Your goal: Work out the number of lines in the listing that include the string "heading". Reply with that number alone.

Extracted data:
□ □ □ □ □ □ □
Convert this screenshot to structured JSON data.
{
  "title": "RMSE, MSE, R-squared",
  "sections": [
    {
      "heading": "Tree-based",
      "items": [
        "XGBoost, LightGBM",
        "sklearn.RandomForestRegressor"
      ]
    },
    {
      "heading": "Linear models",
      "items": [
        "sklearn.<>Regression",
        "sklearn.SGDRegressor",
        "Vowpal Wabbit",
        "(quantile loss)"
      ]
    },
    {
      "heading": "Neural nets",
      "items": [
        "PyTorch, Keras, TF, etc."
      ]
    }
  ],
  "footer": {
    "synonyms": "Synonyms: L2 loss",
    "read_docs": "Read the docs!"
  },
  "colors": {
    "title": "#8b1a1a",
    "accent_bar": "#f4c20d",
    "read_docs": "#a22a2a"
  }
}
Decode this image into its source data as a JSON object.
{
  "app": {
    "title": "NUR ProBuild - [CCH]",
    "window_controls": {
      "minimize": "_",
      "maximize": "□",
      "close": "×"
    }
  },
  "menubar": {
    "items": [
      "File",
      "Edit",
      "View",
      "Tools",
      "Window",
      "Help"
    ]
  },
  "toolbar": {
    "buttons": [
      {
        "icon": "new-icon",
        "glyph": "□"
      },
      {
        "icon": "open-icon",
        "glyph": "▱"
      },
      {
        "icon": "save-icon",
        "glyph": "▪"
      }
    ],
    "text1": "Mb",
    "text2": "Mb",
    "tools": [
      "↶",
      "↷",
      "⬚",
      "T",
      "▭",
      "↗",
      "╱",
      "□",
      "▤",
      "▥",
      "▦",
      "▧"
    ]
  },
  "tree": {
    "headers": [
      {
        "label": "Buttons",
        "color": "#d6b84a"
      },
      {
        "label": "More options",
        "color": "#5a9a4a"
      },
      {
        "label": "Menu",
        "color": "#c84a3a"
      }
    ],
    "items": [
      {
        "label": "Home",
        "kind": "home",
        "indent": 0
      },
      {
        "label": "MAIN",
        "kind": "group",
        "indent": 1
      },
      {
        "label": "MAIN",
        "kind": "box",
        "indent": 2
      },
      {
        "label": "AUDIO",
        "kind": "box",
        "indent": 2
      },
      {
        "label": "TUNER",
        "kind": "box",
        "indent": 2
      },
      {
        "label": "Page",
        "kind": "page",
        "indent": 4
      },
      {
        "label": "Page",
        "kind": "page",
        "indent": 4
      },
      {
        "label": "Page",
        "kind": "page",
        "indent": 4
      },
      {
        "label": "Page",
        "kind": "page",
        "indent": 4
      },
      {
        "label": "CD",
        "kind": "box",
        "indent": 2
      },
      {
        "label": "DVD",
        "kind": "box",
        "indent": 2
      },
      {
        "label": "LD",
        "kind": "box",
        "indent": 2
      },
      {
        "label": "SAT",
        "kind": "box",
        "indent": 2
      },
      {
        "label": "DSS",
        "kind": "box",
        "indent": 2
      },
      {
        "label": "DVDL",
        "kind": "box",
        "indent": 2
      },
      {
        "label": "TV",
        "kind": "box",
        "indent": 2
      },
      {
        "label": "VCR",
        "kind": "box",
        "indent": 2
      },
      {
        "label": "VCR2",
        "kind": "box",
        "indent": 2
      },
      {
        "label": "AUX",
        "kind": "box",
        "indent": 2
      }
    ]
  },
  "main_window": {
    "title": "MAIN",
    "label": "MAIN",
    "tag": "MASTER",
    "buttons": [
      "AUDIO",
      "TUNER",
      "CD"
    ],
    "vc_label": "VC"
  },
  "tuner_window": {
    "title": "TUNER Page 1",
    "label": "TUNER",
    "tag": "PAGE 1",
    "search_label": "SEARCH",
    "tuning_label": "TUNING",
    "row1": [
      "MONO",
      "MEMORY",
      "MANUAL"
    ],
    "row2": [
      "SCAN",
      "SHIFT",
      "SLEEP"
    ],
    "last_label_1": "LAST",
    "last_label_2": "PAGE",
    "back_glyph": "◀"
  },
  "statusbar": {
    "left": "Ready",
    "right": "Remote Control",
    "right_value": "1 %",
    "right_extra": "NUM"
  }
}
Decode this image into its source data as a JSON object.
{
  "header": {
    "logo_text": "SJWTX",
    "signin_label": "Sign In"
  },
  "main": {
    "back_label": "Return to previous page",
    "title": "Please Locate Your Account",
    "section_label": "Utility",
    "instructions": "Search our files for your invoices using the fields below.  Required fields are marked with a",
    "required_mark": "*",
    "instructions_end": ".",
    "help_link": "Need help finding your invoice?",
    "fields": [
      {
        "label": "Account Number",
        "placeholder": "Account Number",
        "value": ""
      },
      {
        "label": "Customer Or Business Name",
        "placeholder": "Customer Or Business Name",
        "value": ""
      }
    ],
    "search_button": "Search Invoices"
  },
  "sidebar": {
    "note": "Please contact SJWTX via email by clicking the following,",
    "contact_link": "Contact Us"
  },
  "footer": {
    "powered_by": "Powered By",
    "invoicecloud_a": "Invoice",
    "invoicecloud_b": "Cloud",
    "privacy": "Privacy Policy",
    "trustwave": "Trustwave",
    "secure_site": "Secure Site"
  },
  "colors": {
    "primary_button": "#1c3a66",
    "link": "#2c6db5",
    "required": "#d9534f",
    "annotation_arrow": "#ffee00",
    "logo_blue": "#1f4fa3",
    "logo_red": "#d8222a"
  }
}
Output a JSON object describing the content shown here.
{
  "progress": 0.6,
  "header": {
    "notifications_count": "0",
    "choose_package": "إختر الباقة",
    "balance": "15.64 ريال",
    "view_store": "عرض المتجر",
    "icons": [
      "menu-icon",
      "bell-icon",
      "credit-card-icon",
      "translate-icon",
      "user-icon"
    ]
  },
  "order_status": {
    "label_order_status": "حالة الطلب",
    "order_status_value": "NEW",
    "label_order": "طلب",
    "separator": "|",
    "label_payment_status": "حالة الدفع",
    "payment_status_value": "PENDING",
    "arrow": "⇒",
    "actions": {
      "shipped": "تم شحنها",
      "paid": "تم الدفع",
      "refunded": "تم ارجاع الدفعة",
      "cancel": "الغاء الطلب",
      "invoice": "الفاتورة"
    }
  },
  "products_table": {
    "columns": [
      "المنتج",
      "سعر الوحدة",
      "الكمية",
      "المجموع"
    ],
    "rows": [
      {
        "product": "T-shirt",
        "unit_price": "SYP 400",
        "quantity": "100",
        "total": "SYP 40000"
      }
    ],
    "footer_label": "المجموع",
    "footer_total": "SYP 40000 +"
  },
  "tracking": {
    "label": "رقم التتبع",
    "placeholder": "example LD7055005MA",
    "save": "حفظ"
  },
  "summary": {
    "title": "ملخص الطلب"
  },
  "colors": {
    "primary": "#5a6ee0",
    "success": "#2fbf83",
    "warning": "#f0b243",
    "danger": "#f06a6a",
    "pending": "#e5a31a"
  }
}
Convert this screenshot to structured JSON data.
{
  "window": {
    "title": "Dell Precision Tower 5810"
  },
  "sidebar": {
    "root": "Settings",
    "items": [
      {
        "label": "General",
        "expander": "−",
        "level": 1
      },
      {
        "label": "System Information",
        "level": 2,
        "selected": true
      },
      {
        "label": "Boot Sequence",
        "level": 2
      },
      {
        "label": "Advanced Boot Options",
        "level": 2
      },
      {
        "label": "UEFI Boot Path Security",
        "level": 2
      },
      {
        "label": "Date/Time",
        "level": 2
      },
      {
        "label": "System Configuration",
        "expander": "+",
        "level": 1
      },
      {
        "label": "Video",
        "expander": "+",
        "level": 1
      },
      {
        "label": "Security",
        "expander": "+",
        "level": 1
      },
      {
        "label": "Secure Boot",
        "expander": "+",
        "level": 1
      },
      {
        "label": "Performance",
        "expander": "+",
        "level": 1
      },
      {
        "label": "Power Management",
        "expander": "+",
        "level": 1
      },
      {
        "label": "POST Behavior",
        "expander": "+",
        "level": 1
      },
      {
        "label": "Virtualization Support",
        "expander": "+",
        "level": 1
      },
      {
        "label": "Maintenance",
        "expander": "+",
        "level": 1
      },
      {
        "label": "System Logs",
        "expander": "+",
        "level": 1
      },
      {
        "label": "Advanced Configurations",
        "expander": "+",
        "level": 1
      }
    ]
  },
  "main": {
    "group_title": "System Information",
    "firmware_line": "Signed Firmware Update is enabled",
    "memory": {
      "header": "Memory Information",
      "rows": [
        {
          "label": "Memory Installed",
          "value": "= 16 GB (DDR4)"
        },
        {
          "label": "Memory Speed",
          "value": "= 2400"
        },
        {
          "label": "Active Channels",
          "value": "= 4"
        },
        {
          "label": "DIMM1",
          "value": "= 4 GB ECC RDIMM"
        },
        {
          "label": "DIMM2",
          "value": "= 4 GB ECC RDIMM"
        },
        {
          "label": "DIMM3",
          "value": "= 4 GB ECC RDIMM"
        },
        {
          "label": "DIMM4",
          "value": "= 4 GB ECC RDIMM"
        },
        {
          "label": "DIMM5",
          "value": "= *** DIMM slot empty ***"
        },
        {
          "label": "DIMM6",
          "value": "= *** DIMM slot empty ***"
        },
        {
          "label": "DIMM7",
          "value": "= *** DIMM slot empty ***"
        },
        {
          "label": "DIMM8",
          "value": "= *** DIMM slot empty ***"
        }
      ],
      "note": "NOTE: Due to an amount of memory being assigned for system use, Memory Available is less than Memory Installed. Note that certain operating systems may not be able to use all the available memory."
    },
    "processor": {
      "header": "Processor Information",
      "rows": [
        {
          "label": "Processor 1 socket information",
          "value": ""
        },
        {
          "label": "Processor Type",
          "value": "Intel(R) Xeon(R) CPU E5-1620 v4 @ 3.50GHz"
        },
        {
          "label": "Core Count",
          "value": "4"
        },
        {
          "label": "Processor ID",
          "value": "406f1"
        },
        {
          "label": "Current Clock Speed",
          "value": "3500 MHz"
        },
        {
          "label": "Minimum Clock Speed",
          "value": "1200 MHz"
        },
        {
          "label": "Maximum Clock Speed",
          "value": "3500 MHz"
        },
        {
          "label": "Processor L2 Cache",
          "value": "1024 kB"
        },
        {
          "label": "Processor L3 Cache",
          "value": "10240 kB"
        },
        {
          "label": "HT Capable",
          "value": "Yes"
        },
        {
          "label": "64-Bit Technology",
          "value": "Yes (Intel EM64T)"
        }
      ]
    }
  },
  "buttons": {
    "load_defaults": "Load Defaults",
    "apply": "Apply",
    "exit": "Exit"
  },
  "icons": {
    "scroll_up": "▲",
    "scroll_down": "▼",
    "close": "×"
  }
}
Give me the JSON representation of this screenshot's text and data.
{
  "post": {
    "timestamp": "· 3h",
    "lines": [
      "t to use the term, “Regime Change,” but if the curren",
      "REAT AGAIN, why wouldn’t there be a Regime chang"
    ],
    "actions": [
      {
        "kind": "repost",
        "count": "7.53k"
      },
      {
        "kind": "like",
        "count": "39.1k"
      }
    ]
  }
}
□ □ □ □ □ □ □
Expected output: 3